A question I have frequently heard discussed by people who perhaps would be the very last to be themselves in such a situation, is whether a woman with a 'past' is bound to tell it to a man who has proposed to her, and whom she wishes to accept. A large proportion of these people who now go in for 'equalising' the sexes say, 'No; she is not bound to tell,' and they argue that a man does not lay his past before a woman when he is engaged to marry her. It may be very unjust, but I cannot see that the cases are parallel. The woman fears that if she tells her story to the man, he will not marry her. If this is really the case, her acceptance of his offer is a species of fraud. To begin a life of partnership under such circumstances means that the woman puts herself on the level of a man who cheats his friend at cards or sells him a bad horse. The reason why the position of the woman differs from that of the man is due to that unwritten law accepted amongst civilised nations. The man who does not recognise this law will be unaffected by the confession of her past; the man who does recognise it ought not to be deceived.

I think most girls of to-day understand that there is a veiled side to many men's lives, and that a man's past has to be accepted, not cavilled at, by a girl who understands life when she marries a man who is not very young, and who has knocked about the world. She would scarcely wish him to tell her details of passing love affairs; but I would go so far, without any insult to him, as to recommend that a girl who knows what she is doing should solemnly, and in all tenderness and love, just before marriage, put the question to the man she is engaged to whether his particular past entails any serious ties upon him. By this I mean that she should know whether he has children whom he ought to educate and look after, in order that she may not only face the fact, but also help him to do his duty by them. No secret should come between them, especially not one which, if ignored, might perhaps bring forth future trouble. If he has no such ties, so much the better for everybody. If he has, she who is about to marry him should share the troubles and privations that they entail. So many problems in this life are solved by courage. Facing such a position does not make it, whereas ignoring it may weave difficulties and misery.

Optimism I have always believed to be the right rule of conduct both for men and nations. Yet there is truth in what I have somewhere read that it must not be an optimism without intelligence. It should not be that kind of optimism which, to keep cheerful, must blot out menace by looking another way, and obliterate coming peril by turning the back. Neither in private nor in public life should it be the spurious optimism which is part dulness of perception, part moral weakness, part intellectual timidity, part something worse - I mean, refusal to recognise approaching danger because open recognition would have to be followed by the worry or expense of prevention.

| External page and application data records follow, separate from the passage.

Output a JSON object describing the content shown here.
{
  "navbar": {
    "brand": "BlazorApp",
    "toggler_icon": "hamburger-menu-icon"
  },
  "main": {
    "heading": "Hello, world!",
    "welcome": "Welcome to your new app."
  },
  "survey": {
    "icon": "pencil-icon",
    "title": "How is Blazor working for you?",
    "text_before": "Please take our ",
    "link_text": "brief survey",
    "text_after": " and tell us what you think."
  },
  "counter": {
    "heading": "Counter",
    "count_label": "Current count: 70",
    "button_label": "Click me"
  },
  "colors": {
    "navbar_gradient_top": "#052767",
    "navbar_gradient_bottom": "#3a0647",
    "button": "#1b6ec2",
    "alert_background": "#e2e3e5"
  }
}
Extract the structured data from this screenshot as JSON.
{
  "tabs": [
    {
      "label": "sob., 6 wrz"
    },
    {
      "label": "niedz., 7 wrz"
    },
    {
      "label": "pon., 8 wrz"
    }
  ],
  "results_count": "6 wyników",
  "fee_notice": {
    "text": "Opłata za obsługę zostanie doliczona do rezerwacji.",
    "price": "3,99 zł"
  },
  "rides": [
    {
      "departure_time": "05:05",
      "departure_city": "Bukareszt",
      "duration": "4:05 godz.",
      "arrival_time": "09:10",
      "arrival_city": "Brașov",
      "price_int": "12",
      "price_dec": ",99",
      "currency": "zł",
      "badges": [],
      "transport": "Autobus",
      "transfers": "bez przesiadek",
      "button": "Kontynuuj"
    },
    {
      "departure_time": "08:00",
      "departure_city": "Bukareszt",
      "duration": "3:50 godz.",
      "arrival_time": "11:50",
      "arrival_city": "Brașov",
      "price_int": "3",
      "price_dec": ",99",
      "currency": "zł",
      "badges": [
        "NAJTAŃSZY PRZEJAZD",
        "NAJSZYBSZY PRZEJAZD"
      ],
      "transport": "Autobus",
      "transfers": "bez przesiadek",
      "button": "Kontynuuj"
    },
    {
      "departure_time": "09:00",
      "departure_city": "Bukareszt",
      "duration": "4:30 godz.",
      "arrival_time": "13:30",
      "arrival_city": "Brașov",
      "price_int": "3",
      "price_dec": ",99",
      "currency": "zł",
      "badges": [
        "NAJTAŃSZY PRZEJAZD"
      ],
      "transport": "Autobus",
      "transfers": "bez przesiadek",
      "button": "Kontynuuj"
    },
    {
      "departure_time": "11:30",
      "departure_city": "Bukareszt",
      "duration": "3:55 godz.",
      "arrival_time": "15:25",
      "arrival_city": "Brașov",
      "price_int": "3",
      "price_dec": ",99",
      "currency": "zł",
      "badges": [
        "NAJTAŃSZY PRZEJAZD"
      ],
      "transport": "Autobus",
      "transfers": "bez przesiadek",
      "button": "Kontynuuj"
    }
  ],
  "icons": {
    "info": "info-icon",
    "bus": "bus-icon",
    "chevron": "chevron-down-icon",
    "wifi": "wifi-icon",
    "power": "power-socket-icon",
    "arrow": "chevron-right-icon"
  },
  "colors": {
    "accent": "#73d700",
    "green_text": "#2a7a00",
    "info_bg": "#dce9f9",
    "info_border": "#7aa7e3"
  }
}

As I said before, it is so difficult to generalise - not only because every individual case has a different aspect, but also because every ten years makes an entirely different platform for our conduct of life. This seems to me to be not sufficiently acknowledged. Once more I return to a bundle of letters, to find one written by a very old friend of our family, which talks of the decline of life, from a man's point of view, in a way that is individual and yet applicable to many: